World Diabetes Day 2015: How could stem cells help?

stem cells and diabetes

Diabetes is a common life-long condition and the number of children being diagnosed with type 1 diabetes is increasing. The symptoms can be controlled but there is no cure. There are currently no proven treatments for diabetes using stem cells, however, if beta cells could be made in the lab it could solve the problem of obtaining the right number and quality of islets for transplantation.

Diabetes is a common life-long condition and the number of children being diagnosed with type 1 diabetes is increasing. The symptoms can be controlled but there is no cure. For many, diabetes means living with daily insulin injections and the possibility of long-term damage to their health. How might stem cells help?

Research carrired out at DanStem

The image was made by Assistent Professor Jacqueline Ameri from the Semb group

By recapitulating key developmental stages that occur during normal pancreas development, human pluripotent stem cells (hPSCs) can be ultimately guided into mature insulin producing beta cells. Lower panel depicts a bright field image of undifferentited hPSCs (left image) that have been directed to an intermediate stage consisting of the pancreatic progenitors (PPs, middle fluorescence image) that have the capacity to form all the cells that are found in the pancreas including the beta cells (right fluorescence image). Professor Henrik Semb and his group are currently planning a phase 1/2 trial to test the safety and efficacy of the hPSC-derived insulin expressing cells derived in our lab. Furthermore, they are working with developing methods for expanding the PPs with the purpose of using them as the starting cell population for producing beta cells.
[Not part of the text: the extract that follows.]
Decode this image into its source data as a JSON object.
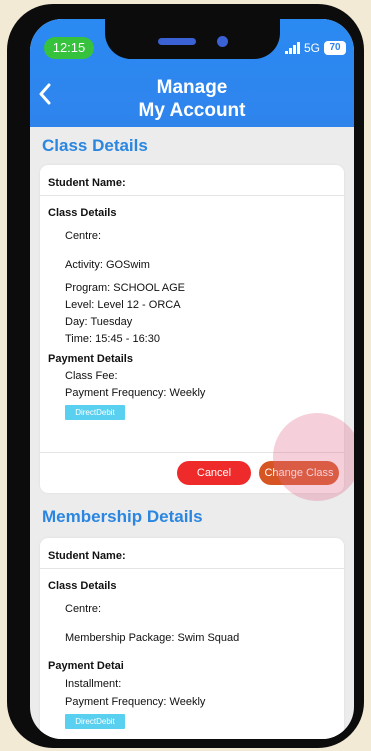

The group headed by Professor Anne Grapin-Botton focuses on understanding the impact of cellular and organ architecture on the cells’ fate choices in the pancreas and how this information is integrated with cell signalling to control cell differentiation into more specialized cell types. The overall aim is to gain new insight into human syndromes impairing pancreas development and further guide the generation of functional, insulin producing beta cells for future cell-based Diabetes therapy. Three-dimensional (3D) architecture is important for cell differentiation in the pancreas. However, current protocols aimed at directing differentiation of embryonic stem cells into beta cells are usually applied to cells grown at the bottom of a dish in 2 dimensions. The group has been successful in developing an in vitro culture system that leads to the 3D self-organization of mini-pancreas from dispersed progenitors. Progenitor cells are early descendants of stems cells, which can expand tremendously but not indefinitely. These cells can form many pancreatic cell types.
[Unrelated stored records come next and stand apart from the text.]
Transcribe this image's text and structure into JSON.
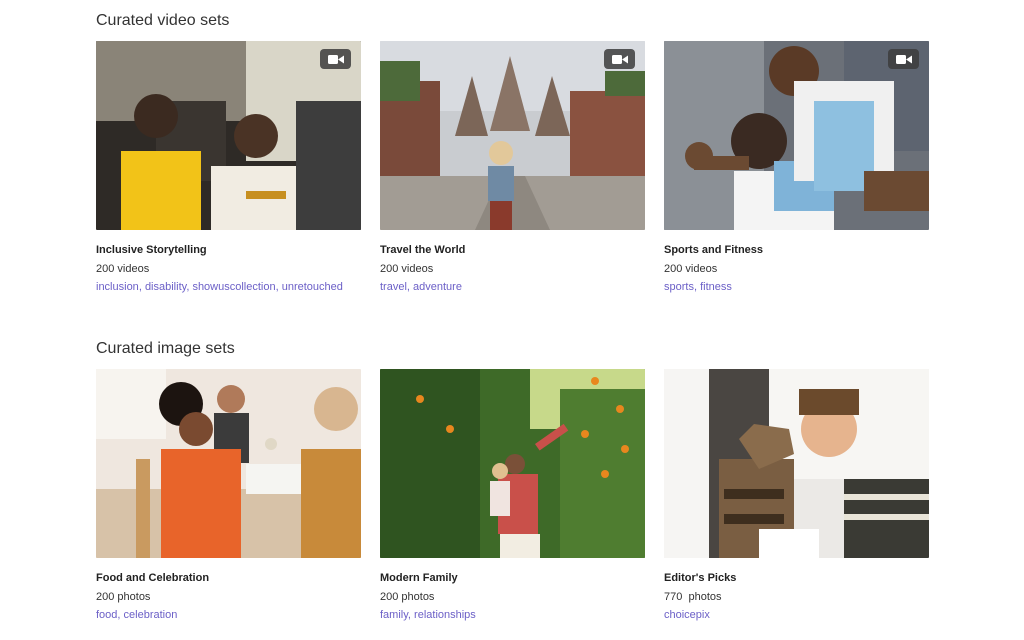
{
  "video_section": {
    "title": "Curated video sets",
    "cards": [
      {
        "title": "Inclusive Storytelling",
        "count": "200 videos",
        "tags": [
          "inclusion",
          "disability",
          "showuscollection",
          "unretouched"
        ],
        "icon": "video-camera-icon"
      },
      {
        "title": "Travel the World",
        "count": "200 videos",
        "tags": [
          "travel",
          "adventure"
        ],
        "icon": "video-camera-icon"
      },
      {
        "title": "Sports and Fitness",
        "count": "200 videos",
        "tags": [
          "sports",
          "fitness"
        ],
        "icon": "video-camera-icon"
      }
    ]
  },
  "image_section": {
    "title": "Curated image sets",
    "cards": [
      {
        "title": "Food and Celebration",
        "count": "200 photos",
        "tags": [
          "food",
          "celebration"
        ]
      },
      {
        "title": "Modern Family",
        "count": "200 photos",
        "tags": [
          "family",
          "relationships"
        ]
      },
      {
        "title": "Editor's Picks",
        "count": "770  photos",
        "tags": [
          "choicepix"
        ]
      }
    ]
  },
  "colors": {
    "tag": "#6b5fc7",
    "badge": "#3c3c3c"
  }
}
The Serup group focuses their research on developmental biology of the pancreas with the overall aim of understanding the signalling events that regulate growth and differentiation of pancreatic cell types with special emphasis on the insulin producing beta cell. The group has a special interest in the Notch signalling pathway. Recent work from Professor Palle Serup and his group suggest that understanding the direction of signalling as well as the temporal window(s) through which Notch acts will be informative for establishing protocols for the generation of fully functional beta cells from human embryonic stem cells.

The HumEn project
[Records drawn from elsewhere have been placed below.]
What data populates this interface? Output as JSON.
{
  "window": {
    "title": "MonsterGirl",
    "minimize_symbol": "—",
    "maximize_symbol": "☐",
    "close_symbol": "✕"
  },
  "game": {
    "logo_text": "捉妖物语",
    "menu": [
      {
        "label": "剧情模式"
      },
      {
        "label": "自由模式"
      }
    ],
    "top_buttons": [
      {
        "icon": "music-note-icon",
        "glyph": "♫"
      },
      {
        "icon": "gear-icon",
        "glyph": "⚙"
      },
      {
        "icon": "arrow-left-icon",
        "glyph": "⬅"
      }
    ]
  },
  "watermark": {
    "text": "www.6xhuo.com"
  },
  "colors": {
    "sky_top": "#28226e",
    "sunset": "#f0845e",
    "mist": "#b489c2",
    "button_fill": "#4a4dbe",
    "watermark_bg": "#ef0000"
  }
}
DanStem is coordinating an EU FP7 collaborative project (HumEn) aiming to develop insulin-producing beta cells for use as a cell therapy treatment for diabetes in the future. There has been a progress in this area, but fully mature and transplantable beta cells that can cure diabetes have not been made yet.

To make a progress the project plans to:

  • Study in detail the steps it takes to make fully mature insulin producing beta cells.
  • Use this knowledge to describe the best conditions for growing betta cells.
  • Create tools for identifying and growing functional beta cells including for use in the clinic
  • Make the work produced by the project available and accessible to other scientists and to the European public

DanStem scientists interviews and commentaries: 

Acknowledgments to:
The HumEn project